Frankfurt offers a wide range of opportunities for active engagement with the Nazi period. Many of them were launched by citizens’ initiatives. The Memory Platform provides an overview and access to these offers. It brings together the knowledge acquired by the initiatives and institutions and introduces the different perspectives and forms of remembrance work in Frankfurt in all their diversity.
“Frankfurt and National Socialism: A Memory Platform” is a digital project of the Historisches Museum Frankfurt, the Jüdisches Museum Frankfurt, and the Institut für Stadtgeschichte Frankfurt (ISG). This project was sponsored within the framework of the Foundation Remembrance, Responsibility and Future (EVZ) and the German Federal Ministry of Finances (BMF) with support from the Office of the Mayor in Charge of Culture of the City of Frankfurt am Main.
This website is intended as a research hub and networking platform: individual researchers and history initiatives can make their work more visible and accessible, and those interested in history can find information and offers more easily. The memory platform wants to encourage engagement with the history of National Socialism, facilitate research and contribute to the rememberance of the persecuted.
By way of this internet portal, the Institut für Stadtgeschichte offers state-of-the-art access to the history of the City of Frankfurt am Main under National Socialism. The website brings the constantly growing knowledge about the Nazi period together in one place.
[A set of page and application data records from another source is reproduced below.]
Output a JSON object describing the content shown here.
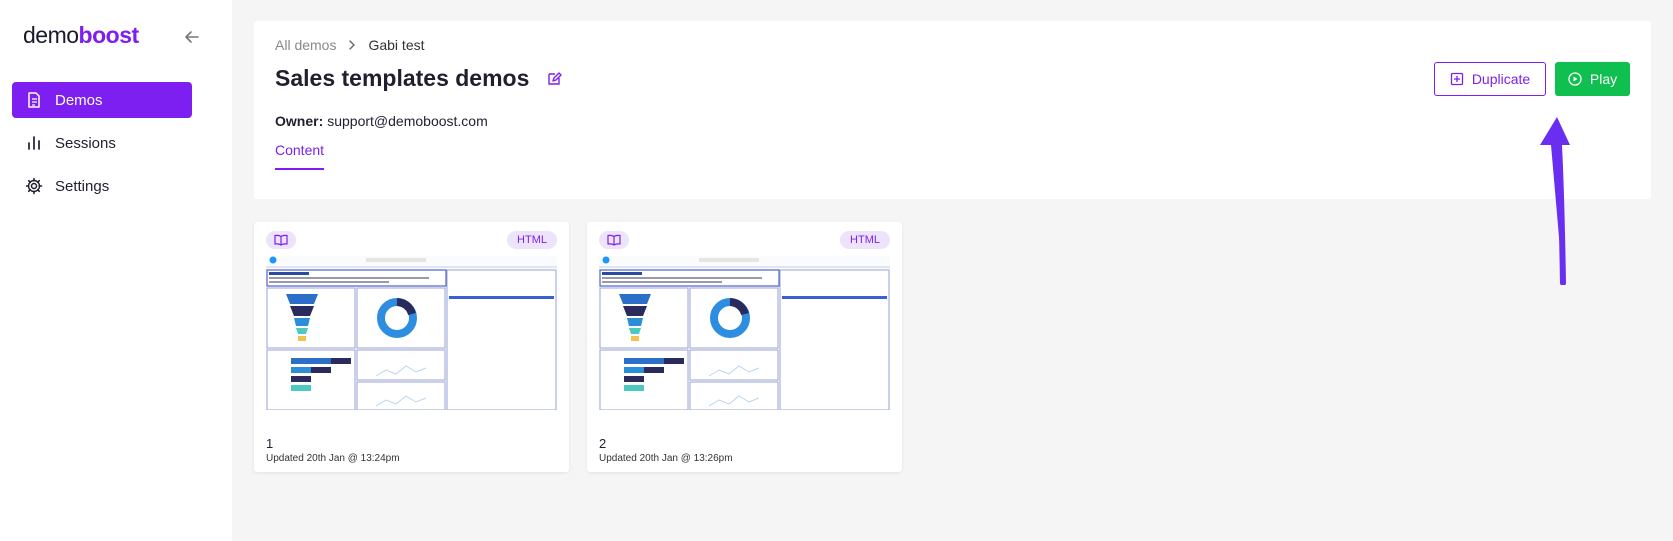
{
  "logo": {
    "part1": "demo",
    "part2": "boost"
  },
  "sidebar": {
    "items": [
      {
        "label": "Demos",
        "icon": "document-icon",
        "active": true
      },
      {
        "label": "Sessions",
        "icon": "bar-chart-icon",
        "active": false
      },
      {
        "label": "Settings",
        "icon": "gear-icon",
        "active": false
      }
    ]
  },
  "breadcrumb": {
    "parent": "All demos",
    "current": "Gabi test"
  },
  "page": {
    "title": "Sales templates demos",
    "owner_label": "Owner:",
    "owner_email": "support@demoboost.com",
    "tab": "Content"
  },
  "actions": {
    "duplicate": "Duplicate",
    "play": "Play"
  },
  "cards": [
    {
      "name": "1",
      "badge": "HTML",
      "updated": "Updated 20th Jan @ 13:24pm"
    },
    {
      "name": "2",
      "badge": "HTML",
      "updated": "Updated 20th Jan @ 13:26pm"
    }
  ],
  "colors": {
    "accent": "#7c1ff0",
    "play": "#0fbf4f",
    "arrow": "#6a2ef0"
  }
}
It presently comprises more than 620 articles with some 1,100 images as well as supplementary audio documents on nearly all aspects.
With the Frankfurt History App of the Historisches Museum Frankfurt, interested persons can set out in search of traces of National Socialism in the urban space of Frankfurt. With the aid of some 1,000 sites, you can learn more about the city’s Nazi past or go on walking tours focussing on various specific aspects.
During the Shoah, more than 12,000 Jews with biographical ties to Frankfurt am Main were murdered. The Shoah Memorial Frankfurt provides public access to all known biographies. The research function enables name and full-text searches as well as filtering by city, street address, and birth and death dates.
Much of what we know about Frankfurt and National Socialism was researched by citizens’ initiatives and recorded, for example in interviews with first-hand witnesses to the historical events.
Many initiatives are locally or project oriented; others have established themselves as historical-political educational institutions known beyond regional boundaries.